Items from an interface collection
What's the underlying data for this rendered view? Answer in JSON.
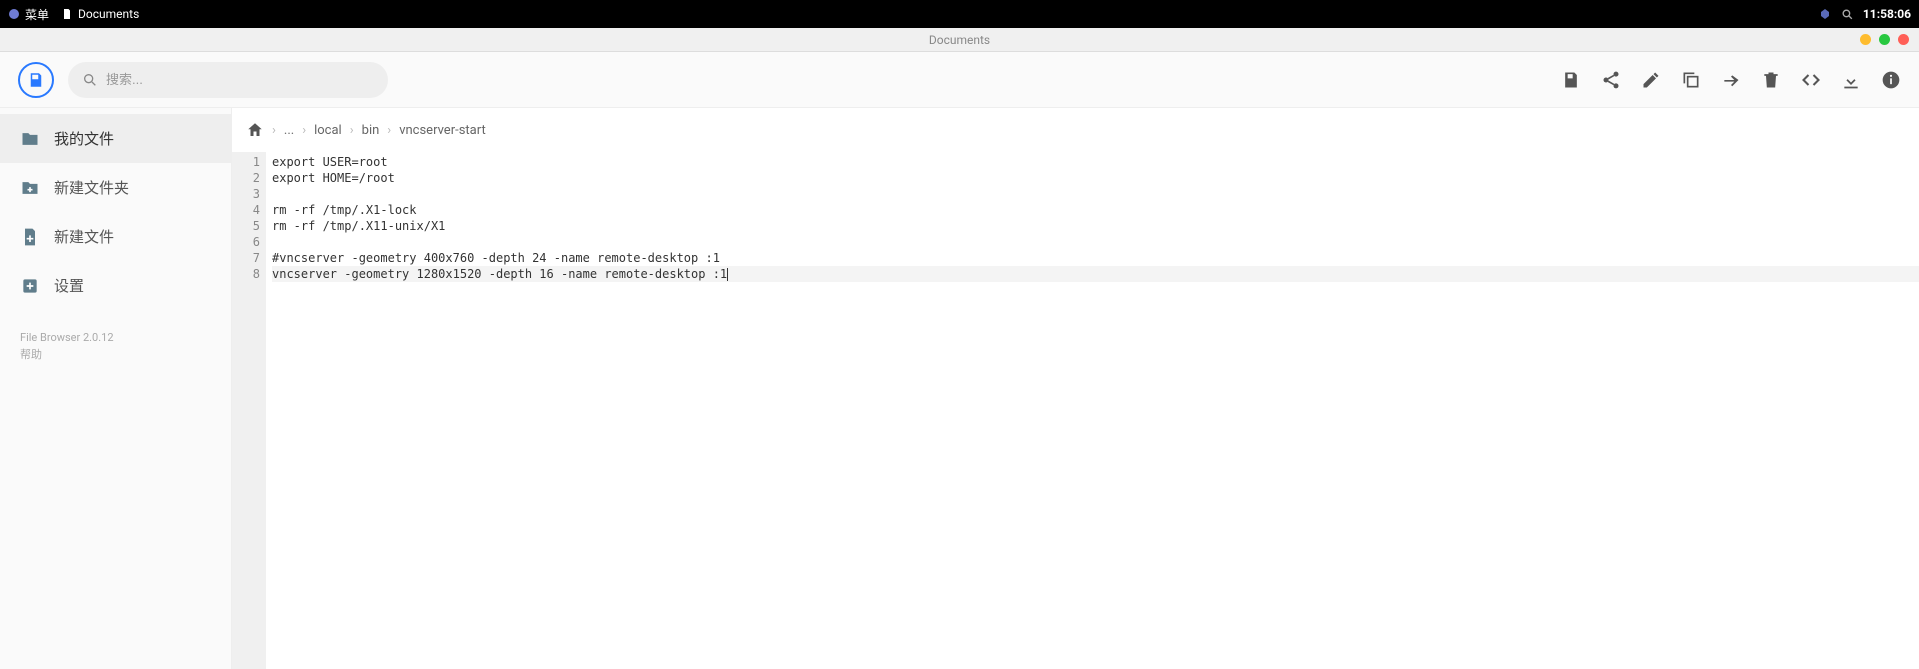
{
  "sysbar": {
    "menu_label": "菜单",
    "app_label": "Documents",
    "clock": "11:58:06"
  },
  "window": {
    "title": "Documents"
  },
  "search": {
    "placeholder": "搜索..."
  },
  "sidebar": {
    "items": [
      {
        "label": "我的文件",
        "icon": "folder-icon"
      },
      {
        "label": "新建文件夹",
        "icon": "folder-plus-icon"
      },
      {
        "label": "新建文件",
        "icon": "file-plus-icon"
      },
      {
        "label": "设置",
        "icon": "settings-icon"
      }
    ],
    "footer_version": "File Browser 2.0.12",
    "footer_help": "帮助"
  },
  "breadcrumb": {
    "ellipsis": "...",
    "parts": [
      "local",
      "bin",
      "vncserver-start"
    ]
  },
  "toolbar_icons": [
    "save-icon",
    "share-icon",
    "edit-icon",
    "copy-icon",
    "forward-icon",
    "delete-icon",
    "code-icon",
    "download-icon",
    "info-icon"
  ],
  "editor": {
    "lines": [
      "export USER=root",
      "export HOME=/root",
      "",
      "rm -rf /tmp/.X1-lock",
      "rm -rf /tmp/.X11-unix/X1",
      "",
      "#vncserver -geometry 400x760 -depth 24 -name remote-desktop :1",
      "vncserver -geometry 1280x1520 -depth 16 -name remote-desktop :1"
    ],
    "cursor_line": 8
  }
}
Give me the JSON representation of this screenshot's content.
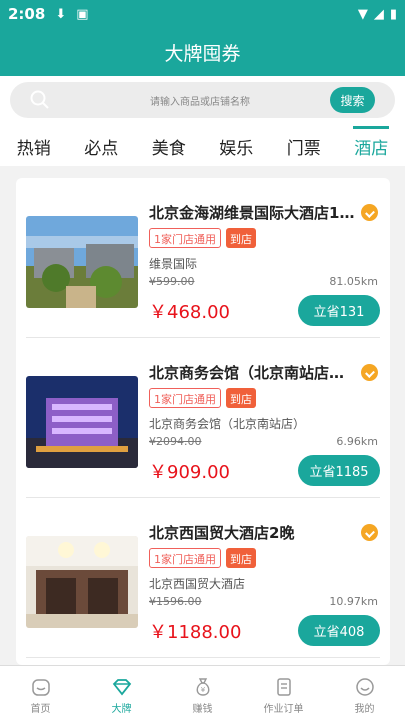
{
  "status_bar": {
    "time": "2:08"
  },
  "header": {
    "title": "大牌囤券"
  },
  "search": {
    "placeholder": "请输入商品或店铺名称",
    "button_label": "搜索"
  },
  "tabs": [
    {
      "label": "热销",
      "active": false
    },
    {
      "label": "必点",
      "active": false
    },
    {
      "label": "美食",
      "active": false
    },
    {
      "label": "娱乐",
      "active": false
    },
    {
      "label": "门票",
      "active": false
    },
    {
      "label": "酒店",
      "active": true
    }
  ],
  "items": [
    {
      "title": "北京金海湖维景国际大酒店1…",
      "tag_outline": "1家门店通用",
      "tag_fill": "到店",
      "store": "维景国际",
      "original_price": "¥599.00",
      "distance": "81.05km",
      "price": "￥468.00",
      "save_label": "立省131"
    },
    {
      "title": "北京商务会馆（北京南站店…",
      "tag_outline": "1家门店通用",
      "tag_fill": "到店",
      "store": "北京商务会馆（北京南站店）",
      "original_price": "¥2094.00",
      "distance": "6.96km",
      "price": "￥909.00",
      "save_label": "立省1185"
    },
    {
      "title": "北京西国贸大酒店2晚",
      "tag_outline": "1家门店通用",
      "tag_fill": "到店",
      "store": "北京西国贸大酒店",
      "original_price": "¥1596.00",
      "distance": "10.97km",
      "price": "￥1188.00",
      "save_label": "立省408"
    }
  ],
  "tabbar": [
    {
      "label": "首页",
      "icon": "home-icon",
      "active": false
    },
    {
      "label": "大牌",
      "icon": "diamond-icon",
      "active": true
    },
    {
      "label": "赚钱",
      "icon": "money-bag-icon",
      "active": false
    },
    {
      "label": "作业订单",
      "icon": "document-icon",
      "active": false
    },
    {
      "label": "我的",
      "icon": "profile-face-icon",
      "active": false
    }
  ],
  "colors": {
    "primary": "#1aa79c",
    "price_red": "#e8131b",
    "tag_red": "#f0605a",
    "badge_orange": "#f5a623"
  }
}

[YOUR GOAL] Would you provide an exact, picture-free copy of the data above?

[YOUR RESPONSE]
What's the underlying data for this rendered view? Answer in JSON.
{
  "sysbar": {
    "menu_label": "菜单",
    "app_label": "Documents",
    "clock": "11:58:06"
  },
  "window": {
    "title": "Documents"
  },
  "search": {
    "placeholder": "搜索..."
  },
  "sidebar": {
    "items": [
      {
        "label": "我的文件",
        "icon": "folder-icon"
      },
      {
        "label": "新建文件夹",
        "icon": "folder-plus-icon"
      },
      {
        "label": "新建文件",
        "icon": "file-plus-icon"
      },
      {
        "label": "设置",
        "icon": "settings-icon"
      }
    ],
    "footer_version": "File Browser 2.0.12",
    "footer_help": "帮助"
  },
  "breadcrumb": {
    "ellipsis": "...",
    "parts": [
      "local",
      "bin",
      "vncserver-start"
    ]
  },
  "toolbar_icons": [
    "save-icon",
    "share-icon",
    "edit-icon",
    "copy-icon",
    "forward-icon",
    "delete-icon",
    "code-icon",
    "download-icon",
    "info-icon"
  ],
  "editor": {
    "lines": [
      "export USER=root",
      "export HOME=/root",
      "",
      "rm -rf /tmp/.X1-lock",
      "rm -rf /tmp/.X11-unix/X1",
      "",
      "#vncserver -geometry 400x760 -depth 24 -name remote-desktop :1",
      "vncserver -geometry 1280x1520 -depth 16 -name remote-desktop :1"
    ],
    "cursor_line": 8
  }
}
Give me the JSON representation of this screenshot's content.
{
  "status_bar": {
    "time": "2:08"
  },
  "header": {
    "title": "大牌囤券"
  },
  "search": {
    "placeholder": "请输入商品或店铺名称",
    "button_label": "搜索"
  },
  "tabs": [
    {
      "label": "热销",
      "active": false
    },
    {
      "label": "必点",
      "active": false
    },
    {
      "label": "美食",
      "active": false
    },
    {
      "label": "娱乐",
      "active": false
    },
    {
      "label": "门票",
      "active": false
    },
    {
      "label": "酒店",
      "active": true
    }
  ],
  "items": [
    {
      "title": "北京金海湖维景国际大酒店1…",
      "tag_outline": "1家门店通用",
      "tag_fill": "到店",
      "store": "维景国际",
      "original_price": "¥599.00",
      "distance": "81.05km",
      "price": "￥468.00",
      "save_label": "立省131"
    },
    {
      "title": "北京商务会馆（北京南站店…",
      "tag_outline": "1家门店通用",
      "tag_fill": "到店",
      "store": "北京商务会馆（北京南站店）",
      "original_price": "¥2094.00",
      "distance": "6.96km",
      "price": "￥909.00",
      "save_label": "立省1185"
    },
    {
      "title": "北京西国贸大酒店2晚",
      "tag_outline": "1家门店通用",
      "tag_fill": "到店",
      "store": "北京西国贸大酒店",
      "original_price": "¥1596.00",
      "distance": "10.97km",
      "price": "￥1188.00",
      "save_label": "立省408"
    }
  ],
  "tabbar": [
    {
      "label": "首页",
      "icon": "home-icon",
      "active": false
    },
    {
      "label": "大牌",
      "icon": "diamond-icon",
      "active": true
    },
    {
      "label": "赚钱",
      "icon": "money-bag-icon",
      "active": false
    },
    {
      "label": "作业订单",
      "icon": "document-icon",
      "active": false
    },
    {
      "label": "我的",
      "icon": "profile-face-icon",
      "active": false
    }
  ],
  "colors": {
    "primary": "#1aa79c",
    "price_red": "#e8131b",
    "tag_red": "#f0605a",
    "badge_orange": "#f5a623"
  }
}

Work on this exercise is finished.